▸ **Supplied records**
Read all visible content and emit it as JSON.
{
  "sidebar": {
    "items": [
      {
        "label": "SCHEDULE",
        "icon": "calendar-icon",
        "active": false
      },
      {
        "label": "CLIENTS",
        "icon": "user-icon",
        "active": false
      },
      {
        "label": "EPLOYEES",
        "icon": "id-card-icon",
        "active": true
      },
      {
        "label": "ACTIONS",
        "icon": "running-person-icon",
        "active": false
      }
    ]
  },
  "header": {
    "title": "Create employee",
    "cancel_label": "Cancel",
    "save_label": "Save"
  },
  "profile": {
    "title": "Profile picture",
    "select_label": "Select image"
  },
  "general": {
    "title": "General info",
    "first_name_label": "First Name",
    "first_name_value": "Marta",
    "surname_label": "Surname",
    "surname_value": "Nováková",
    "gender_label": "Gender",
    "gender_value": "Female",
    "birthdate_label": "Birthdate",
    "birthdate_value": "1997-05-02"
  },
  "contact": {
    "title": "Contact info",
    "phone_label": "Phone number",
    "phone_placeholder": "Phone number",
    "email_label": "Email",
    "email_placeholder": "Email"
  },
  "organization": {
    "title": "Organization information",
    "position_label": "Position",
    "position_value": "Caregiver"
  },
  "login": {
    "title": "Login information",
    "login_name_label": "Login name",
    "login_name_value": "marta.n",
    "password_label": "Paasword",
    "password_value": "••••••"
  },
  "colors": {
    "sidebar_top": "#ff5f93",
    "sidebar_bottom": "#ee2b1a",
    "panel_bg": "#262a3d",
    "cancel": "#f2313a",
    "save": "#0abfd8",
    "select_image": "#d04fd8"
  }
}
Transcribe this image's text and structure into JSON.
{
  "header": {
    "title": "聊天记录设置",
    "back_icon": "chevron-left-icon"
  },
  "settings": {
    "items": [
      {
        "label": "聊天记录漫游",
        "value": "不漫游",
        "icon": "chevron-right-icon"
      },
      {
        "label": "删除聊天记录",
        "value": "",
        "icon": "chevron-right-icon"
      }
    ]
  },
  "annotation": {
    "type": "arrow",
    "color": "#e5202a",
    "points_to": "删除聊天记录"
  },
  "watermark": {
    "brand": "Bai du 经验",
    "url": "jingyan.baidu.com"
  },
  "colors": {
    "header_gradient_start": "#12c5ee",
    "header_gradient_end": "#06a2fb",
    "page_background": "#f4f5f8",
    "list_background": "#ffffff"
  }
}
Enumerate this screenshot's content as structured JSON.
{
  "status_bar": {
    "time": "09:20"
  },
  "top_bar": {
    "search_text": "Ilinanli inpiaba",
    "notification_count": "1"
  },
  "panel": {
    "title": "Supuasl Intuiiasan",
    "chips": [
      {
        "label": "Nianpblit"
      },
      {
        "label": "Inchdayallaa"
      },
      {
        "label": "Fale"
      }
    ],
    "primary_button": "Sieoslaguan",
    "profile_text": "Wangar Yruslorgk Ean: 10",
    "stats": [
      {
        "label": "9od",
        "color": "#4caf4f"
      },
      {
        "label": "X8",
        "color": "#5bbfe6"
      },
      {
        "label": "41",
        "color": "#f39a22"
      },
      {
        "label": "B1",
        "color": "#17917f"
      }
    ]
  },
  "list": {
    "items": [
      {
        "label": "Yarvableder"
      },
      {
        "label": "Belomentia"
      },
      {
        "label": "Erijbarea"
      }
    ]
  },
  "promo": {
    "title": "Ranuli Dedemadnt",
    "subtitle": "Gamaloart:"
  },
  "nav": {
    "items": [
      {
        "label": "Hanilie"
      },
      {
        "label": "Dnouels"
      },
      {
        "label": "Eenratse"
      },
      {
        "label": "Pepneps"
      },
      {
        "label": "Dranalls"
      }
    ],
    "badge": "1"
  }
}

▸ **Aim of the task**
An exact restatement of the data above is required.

▸ **Result below**
Read all visible content and emit it as JSON.
{
  "sidebar": {
    "items": [
      {
        "label": "SCHEDULE",
        "icon": "calendar-icon",
        "active": false
      },
      {
        "label": "CLIENTS",
        "icon": "user-icon",
        "active": false
      },
      {
        "label": "EPLOYEES",
        "icon": "id-card-icon",
        "active": true
      },
      {
        "label": "ACTIONS",
        "icon": "running-person-icon",
        "active": false
      }
    ]
  },
  "header": {
    "title": "Create employee",
    "cancel_label": "Cancel",
    "save_label": "Save"
  },
  "profile": {
    "title": "Profile picture",
    "select_label": "Select image"
  },
  "general": {
    "title": "General info",
    "first_name_label": "First Name",
    "first_name_value": "Marta",
    "surname_label": "Surname",
    "surname_value": "Nováková",
    "gender_label": "Gender",
    "gender_value": "Female",
    "birthdate_label": "Birthdate",
    "birthdate_value": "1997-05-02"
  },
  "contact": {
    "title": "Contact info",
    "phone_label": "Phone number",
    "phone_placeholder": "Phone number",
    "email_label": "Email",
    "email_placeholder": "Email"
  },
  "organization": {
    "title": "Organization information",
    "position_label": "Position",
    "position_value": "Caregiver"
  },
  "login": {
    "title": "Login information",
    "login_name_label": "Login name",
    "login_name_value": "marta.n",
    "password_label": "Paasword",
    "password_value": "••••••"
  },
  "colors": {
    "sidebar_top": "#ff5f93",
    "sidebar_bottom": "#ee2b1a",
    "panel_bg": "#262a3d",
    "cancel": "#f2313a",
    "save": "#0abfd8",
    "select_image": "#d04fd8"
  }
}
Transcribe this image's text and structure into JSON.
{
  "header": {
    "title": "聊天记录设置",
    "back_icon": "chevron-left-icon"
  },
  "settings": {
    "items": [
      {
        "label": "聊天记录漫游",
        "value": "不漫游",
        "icon": "chevron-right-icon"
      },
      {
        "label": "删除聊天记录",
        "value": "",
        "icon": "chevron-right-icon"
      }
    ]
  },
  "annotation": {
    "type": "arrow",
    "color": "#e5202a",
    "points_to": "删除聊天记录"
  },
  "watermark": {
    "brand": "Bai du 经验",
    "url": "jingyan.baidu.com"
  },
  "colors": {
    "header_gradient_start": "#12c5ee",
    "header_gradient_end": "#06a2fb",
    "page_background": "#f4f5f8",
    "list_background": "#ffffff"
  }
}
Enumerate this screenshot's content as structured JSON.
{
  "status_bar": {
    "time": "09:20"
  },
  "top_bar": {
    "search_text": "Ilinanli inpiaba",
    "notification_count": "1"
  },
  "panel": {
    "title": "Supuasl Intuiiasan",
    "chips": [
      {
        "label": "Nianpblit"
      },
      {
        "label": "Inchdayallaa"
      },
      {
        "label": "Fale"
      }
    ],
    "primary_button": "Sieoslaguan",
    "profile_text": "Wangar Yruslorgk Ean: 10",
    "stats": [
      {
        "label": "9od",
        "color": "#4caf4f"
      },
      {
        "label": "X8",
        "color": "#5bbfe6"
      },
      {
        "label": "41",
        "color": "#f39a22"
      },
      {
        "label": "B1",
        "color": "#17917f"
      }
    ]
  },
  "list": {
    "items": [
      {
        "label": "Yarvableder"
      },
      {
        "label": "Belomentia"
      },
      {
        "label": "Erijbarea"
      }
    ]
  },
  "promo": {
    "title": "Ranuli Dedemadnt",
    "subtitle": "Gamaloart:"
  },
  "nav": {
    "items": [
      {
        "label": "Hanilie"
      },
      {
        "label": "Dnouels"
      },
      {
        "label": "Eenratse"
      },
      {
        "label": "Pepneps"
      },
      {
        "label": "Dranalls"
      }
    ],
    "badge": "1"
  }
}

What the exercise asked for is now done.